Speed Weeks should give the company a strong start for 2008, said Lesa France Kennedy, president of the motorsports giant. Special events planned for the 50th running of the Daytona 500 race are driving a double-digit percentage increase in advance ticket sales, she said.
"While we continue to keep a close eye on national economic trends and their impact on consumer spending, we expect to post increases in all of our major revenue categories," France Kennedy said.
After twice lowering its profit estimates earlier this year, company officials said the fourth quarter, which ended Nov. 30 on ISC's fiscal calendar, shaped up better than expected. It now expects to report full-year earnings per share of $2.75 to $2.80 per share, a nickel more than its previous estimate.
For 2008, earnings per share are expected to grow to the $3.05 to $3.15 range, with a figure in the lower half of the range more likely, said Susan Schandel, the company's chief financial officer.
An aggressive stock buyback campaign is helping to juice the per-share numbers. The company spent $81 million to repurchase 1.6 million shares from December 2006 through July, and it intends to spend $69 million more, said Wes Harris, director of investor relations.
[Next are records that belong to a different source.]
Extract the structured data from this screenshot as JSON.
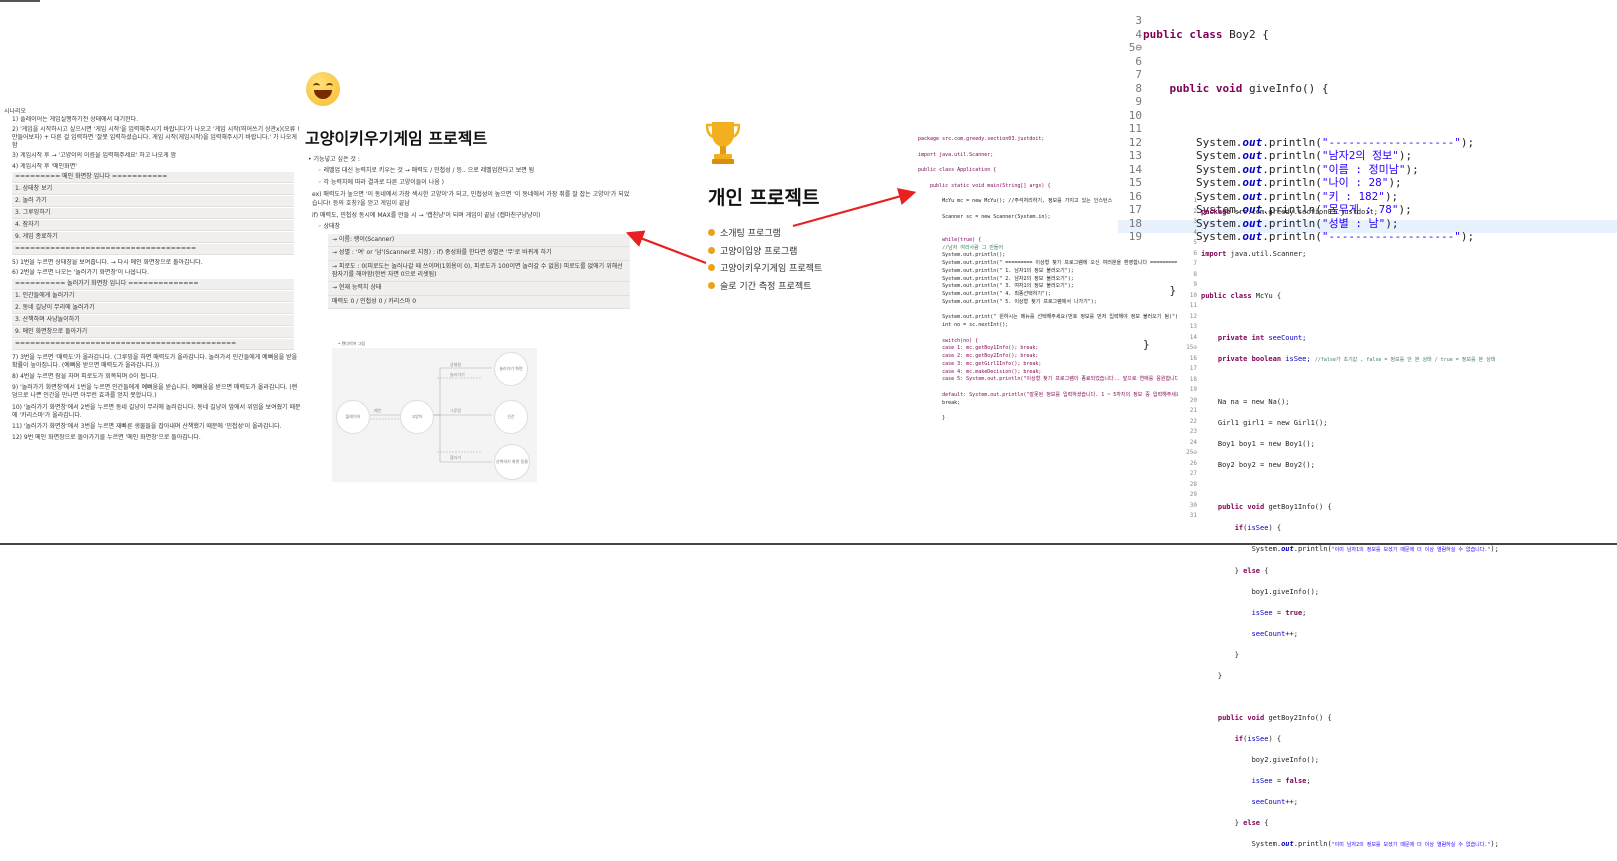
{
  "notes": {
    "bullet": "시나리오",
    "lines": [
      "1) 플레이어는 게임실행하기전 상태에서 대기한다.",
      "2) '게임을 시작하시고 싶으시면 '게임 시작'을 입력해주시기 바랍니다'가 나오고 '게임 시작(띄어쓰기 상관x)(오류 ! 만들어보자) + 다른 걸 입력하면 '잘못 입력하셨습니다. 게임 시작(게임시작)을 입력해주시기 바랍니다.' 가 나오게 함",
      "3) 게임시작 후 → '고양이의 이름을 입력해주세요' 하고 나오게 함",
      "4) 게임시작 후 '메인화면'"
    ],
    "menu_header": "========= 메인 화면창 입니다 ===========",
    "menu_items": [
      "1. 상태창 보기",
      "2. 놀러 가기",
      "3. 그루밍하기",
      "4. 잠자기",
      "9. 게임 종료하기"
    ],
    "menu_sep": "====================================",
    "mid_lines": [
      "5) 1번을 누르면 상태창을 보여줍니다. → 다시 메인 화면창으로 돌아갑니다.",
      "6) 2번을 누르면 나오는 '놀러가기 화면창'이 나옵니다."
    ],
    "play_header": "========== 놀러가기 화면창 입니다 ==============",
    "play_items": [
      "1. 인간들에게 놀러가기",
      "2. 동네 길냥이 무리에 놀러가기",
      "3. 산책하며 사냥놀이하기",
      "9. 메인 화면창으로 돌아가기"
    ],
    "play_sep": "============================================",
    "tail_lines": [
      "7) 3번을 누르면 '매력도'가 올라갑니다. (그루밍을 하면 매력도가 올라갑니다. 놀러가서 인간들에게 예뻐움을 받을 확률이 높아집니다. (예뻐움 받으면 매력도가 올라갑니다.))",
      "8) 4번을 누르면 잠을 자며 피로도가 회복되며 0이 됩니다.",
      "9) '놀러가기 화면창'에서 1번을 누르면 인간들에게 예뻐움을 받습니다. 예뻐움을 받으면 매력도가 올라갑니다. (랜덤으로 나쁜 인간을 만나면 아무런 효과를 얻지 못합니다.)",
      "10) '놀러가기 화면창'에서 2번을 누르면 동네 길냥이 무리에 놀러갑니다. 동네 길냥이 앞에서 위엄을 보여줬기 때문에 '카리스마'가 올라갑니다.",
      "11) '놀러가기 화면창'에서 3번을 누르면 재빠른 생물들을 잡아내며 산책했기 때문에 '민첩성'이 올라갑니다.",
      "12) 9번 메인 화면창으로 돌아가기를 누르면 '메인 화면창'으로 돌아갑니다."
    ]
  },
  "cat_page": {
    "title": "고양이키우기게임 프로젝트",
    "feature_head": "기능넣고 싶은 것 :",
    "features": [
      "레벨업 대신 능력치로 키우는 것 → 매력도 / 민첩성 / 등.. 으로 레벨업한다고 보면 됨",
      "각 능력치에 따라 결과로 다른 고양이들이 나옴 )"
    ],
    "ex1": "ex) 매력도가 높으면 '이 동네에서 가장 섹시한 고양이'가 되고, 민첩성이 높으면 '이 동네에서 가장 쥐를 잘 잡는 고양이'가 되었습니다! 등의 호칭?을 얻고 게임이 끝남",
    "ex2": "if) 매력도, 민첩성 동시에 MAX를 만들 시 → '캡친냥'이 되며 게임이 끝남 (캡마친구냥냥이)",
    "status_head": "상태창",
    "status_box": [
      "→ 이름: 랭이(Scanner)",
      "→ 성별 : '여' or '남'(Scanner로 지정) : if) 중성화를 한다면 성별은 '무'로 바뀌게 하기",
      "→ 피로도 : 0(피로도는 놀러나갈 때 쓰이며(1회용이 0), 피로도가 100이면 놀러갈 수 없음) 피로도를 없애기 위해선 잠자기를 해야함(한번 자면 0으로 리셋됨)",
      "→ 현재 능력치 상태",
      "매력도 0 / 민첩성 0 / 카리스마 0"
    ],
    "diagram_caption": "• 텐다이어 그림",
    "diagram_nodes": [
      "플레이어",
      "고양이",
      "놀러가기 화면",
      "인간",
      "산책하기 화면 동물"
    ],
    "diagram_labels": [
      "메인",
      "상태창",
      "놀러가기",
      "그루밍",
      "잠자기"
    ]
  },
  "projects": {
    "title": "개인 프로젝트",
    "items": [
      "소개팅 프로그램",
      "고양이입양 프로그램",
      "고양이키우기게임 프로젝트",
      "슬로 기간 측정 프로젝트"
    ],
    "accent": "#e82020"
  },
  "code_app": {
    "lines": [
      "package src.com.greedy.section03.justdoit;",
      "",
      "import java.util.Scanner;",
      "",
      "public class Application {",
      "",
      "    public static void main(String[] args) {",
      "",
      "        McYu mc = new McYu(); //주석처리하기, 정보를 가지고 있는 인스턴스",
      "",
      "        Scanner sc = new Scanner(System.in);",
      "",
      "",
      "        while(true) {",
      "        //남자 여러사람 그 만들어",
      "        System.out.println();",
      "        System.out.println(\" ========= 이상형 찾기 프로그램에 오신 여러분을 환영합니다 =========\");",
      "        System.out.println(\" 1. 남자1의 정보 불러오기\");",
      "        System.out.println(\" 2. 남자2의 정보 불러오기\");",
      "        System.out.println(\" 3. 여자1의 정보 불러오기\");",
      "        System.out.println(\" 4. 최종선택하기\");",
      "        System.out.println(\" 5. 이상형 찾기 프로그램에서 나가기\");",
      "",
      "        System.out.print(\" 원하시는 메뉴를 선택해주세요(번호 정보를 먼저 입력해야 정보 불러오기 됨)\");",
      "        int no = sc.nextInt();",
      "",
      "        switch(no) {",
      "        case 1: mc.getBoy1Info(); break;",
      "        case 2: mc.getBoy2Info(); break;",
      "        case 3: mc.getGirl1Info(); break;",
      "        case 4: mc.makeDecision(); break;",
      "        case 5: System.out.println(\"이상형 찾기 프로그램이 종료되었습니다.. 앞으로 연애를 응원합니다\");",
      "",
      "        default: System.out.println(\"잘못된 정보를 입력하셨습니다. 1 ~ 5까지의 정보 중 입력해주세요\");",
      "        break;",
      "",
      "        }"
    ]
  },
  "code_boy2": {
    "line_numbers": [
      "3",
      "4",
      "5⊖",
      "6",
      "7",
      "8",
      "9",
      "10",
      "11",
      "12",
      "13",
      "14",
      "15",
      "16",
      "17",
      "18",
      "19"
    ],
    "class_decl": "Boy2",
    "method_decl": "giveInfo",
    "prints": [
      "\"-------------------\"",
      "\"남자2의 정보\"",
      "\"이름 : 정미남\"",
      "\"나이 : 28\"",
      "\"키 : 182\"",
      "\"몸무게 : 78\"",
      "\"성별 : 남\"",
      "\"-------------------\""
    ]
  },
  "code_mcyu": {
    "line_numbers": [
      "1",
      "2",
      "3",
      "4",
      "5",
      "6",
      "7",
      "8",
      "9",
      "10",
      "11",
      "12",
      "13",
      "14",
      "15⊖",
      "16",
      "17",
      "18",
      "19",
      "20",
      "21",
      "22",
      "23",
      "24",
      "25⊖",
      "26",
      "27",
      "28",
      "29",
      "30",
      "31"
    ],
    "package": "src.com.greedy.section03.justdoit;",
    "import": "java.util.Scanner;",
    "class_name": "McYu",
    "field1": "seeCount;",
    "field2": "isSee;",
    "field2_comment": "//false가 초기값 , false = 정보를 안 본 상태 / true = 정보를 본 상태",
    "inst1": "Na na = new Na();",
    "inst2": "Girl1 girl1 = new Girl1();",
    "inst3": "Boy1 boy1 = new Boy1();",
    "inst4": "Boy2 boy2 = new Boy2();",
    "m1": "getBoy1Info",
    "m2": "getBoy2Info",
    "msg1": "\"이미 남자1의 정보를 보셨기 때문에 더 이상 열람하실 수 없습니다.\"",
    "msg2": "\"이미 남자2의 정보를 보셨기 때문에 더 이상 열람하실 수 없습니다.\"",
    "giveInfo1": "boy1.giveInfo();",
    "giveInfo2": "boy2.giveInfo();"
  }
}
Motorsports Authentics, a clothing and souvenir business jointly operated with Speedway Motorsports in North Carolina, continues to drag down ISC earnings. Schandel said the company expects to record an "impairment charge" of $25 million to $50 million to reflect the diminished value of the partnership. That will reduce fourth-quarter earnings by 48 to 96 cents per share, an amount not included in ISC's full-year forecast.
Dan Houser, chief accounting officer, said the clothing business suffered a pretax loss of nearly $50 million this year, but it now has a "rock-solid plan" to break even in 2008. A year ago, ISC was forecasting Motorsports Authentics would be generating profits this year. But that was before Dale Earnhardt Jr. and a few other drivers changed teams, leaving the business with obsolete T-shirts and other items that went unsold. News Journal Online